The milestone for “active operations” in Latin American came in January 2018 when Didi fully acquired 99. Three months later, Didi entered Mexico with its own wholly owned subsidiary.

“We hope the revolutionary ride-sharing services in China can serve as a strong reference across the world,” company founder and chief executive Cheng Wei said at an event in Beijing after the Mexican roll-out.

“It is an opportunity for China to change lanes and overtake other countries.”

Cheng’s global ambitions would soon take a back seat after the company was rocked by two safety scandals later that year. In separate incidents, two female passengers were raped and killed by Didi drivers in China, triggering a huge public backlash and government crackdown that forced the company to overhaul its safety procedures.

Developing markets are expected to form the backbone of its global expansion. In an internal meeting on Thursday, Cheng forecast that Didi would be processing 100 million orders per day globally within three years, with a monthly active user base of 800 million, according to a company statement issued on Friday.

A staff member of Didi Chuxing disinfects a vehicle in Nanjing, east China's Jiangsu Province, Feb. 14, 2020. Photo: Xinhua

“We are building a new giant on top of an existing one at home,” said Mao. “Having said that, apart from intelligence and know-how acquired from the home market, we also need to deepen our understanding of each market for localisation.”

Not everything from China works in Latin America. Soon after launching in the region Mao’s team found out that most people used cash for transactions, unlike in China where digital payments were ubiquitous.

“The common transaction option with cash was not very safe [for ride hailing]. But many drivers didn’t even have a bank card which they could use to say pay utility bills,” said Mao.

So Didi entered into partnerships with financial institutions in both countries and issued driver’s with bank cards.

“There are still many things to learn so we can develop a better product through iterations,” Mao said.

“The additional offer also enables drivers to meet daily needs with instant withdrawals from their Didi card.” Didi card users in Mexico can top up their balance at Oxxo, the country’s largest convenience store chain.

Another trend that is ubiquitous in China – food delivery services – has also been introduced by Didi. Called DidiFood, it was first launched in Mexico in early 2019 but has since been expanded with the roll-out of 99Food in Brazil in December and a service in Osaka, Japan, that debuted on April 7 this year.

Didi has faced stiff competition in Latin America from early movers like its old rival Uber, which generated nearly 14 per cent of its total revenue last year from the region.

In its 2019 annual report, Uber said Didi has made “significant investments” to gain or maintain its position in certain Latin American markets, without elaborating.

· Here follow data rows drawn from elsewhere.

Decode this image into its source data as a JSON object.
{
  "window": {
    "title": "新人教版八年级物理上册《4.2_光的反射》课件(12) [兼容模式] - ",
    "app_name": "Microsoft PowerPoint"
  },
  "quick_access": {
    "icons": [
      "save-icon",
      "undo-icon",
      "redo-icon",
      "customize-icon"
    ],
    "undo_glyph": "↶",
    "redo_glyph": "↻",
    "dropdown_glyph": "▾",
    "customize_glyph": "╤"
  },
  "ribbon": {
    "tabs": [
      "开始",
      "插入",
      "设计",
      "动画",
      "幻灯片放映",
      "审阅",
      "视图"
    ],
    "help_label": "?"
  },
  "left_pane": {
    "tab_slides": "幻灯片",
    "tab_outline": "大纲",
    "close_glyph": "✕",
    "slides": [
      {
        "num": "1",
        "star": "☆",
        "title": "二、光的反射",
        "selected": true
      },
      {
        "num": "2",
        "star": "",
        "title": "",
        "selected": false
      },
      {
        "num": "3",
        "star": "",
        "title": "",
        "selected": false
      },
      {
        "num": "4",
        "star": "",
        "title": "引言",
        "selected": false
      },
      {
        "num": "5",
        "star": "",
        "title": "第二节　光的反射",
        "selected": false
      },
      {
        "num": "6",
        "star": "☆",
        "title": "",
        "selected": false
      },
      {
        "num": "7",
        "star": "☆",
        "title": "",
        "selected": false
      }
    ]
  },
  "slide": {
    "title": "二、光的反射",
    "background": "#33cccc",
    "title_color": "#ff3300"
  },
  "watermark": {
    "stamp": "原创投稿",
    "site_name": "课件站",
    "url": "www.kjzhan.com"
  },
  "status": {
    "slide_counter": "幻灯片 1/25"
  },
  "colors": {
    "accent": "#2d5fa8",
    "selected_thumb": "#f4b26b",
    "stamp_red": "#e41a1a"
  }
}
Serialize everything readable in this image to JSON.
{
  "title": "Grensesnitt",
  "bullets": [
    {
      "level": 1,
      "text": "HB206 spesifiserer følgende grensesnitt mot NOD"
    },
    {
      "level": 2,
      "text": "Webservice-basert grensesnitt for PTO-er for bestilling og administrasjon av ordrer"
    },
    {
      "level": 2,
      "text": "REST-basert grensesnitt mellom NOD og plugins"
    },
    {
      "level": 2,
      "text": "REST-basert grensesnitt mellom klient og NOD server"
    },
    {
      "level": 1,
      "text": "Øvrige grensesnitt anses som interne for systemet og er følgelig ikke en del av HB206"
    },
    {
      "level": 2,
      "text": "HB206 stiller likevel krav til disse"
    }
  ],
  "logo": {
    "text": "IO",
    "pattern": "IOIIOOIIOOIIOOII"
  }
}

However, the era of cutthroat competition for ride-hailing – typified by the subsidy battles Didi and Uber fought in the China market – are long-gone, according to Mao. “The industry needs healthy and long-term development,” he said. “Before it was life-or-death boxing, but now it is doing the right things we each believe in.”

“With a market as big as Latin America with a ride-hailing penetration of mere 2 per cent, growth even by one percentage point would still be impressive,” he said.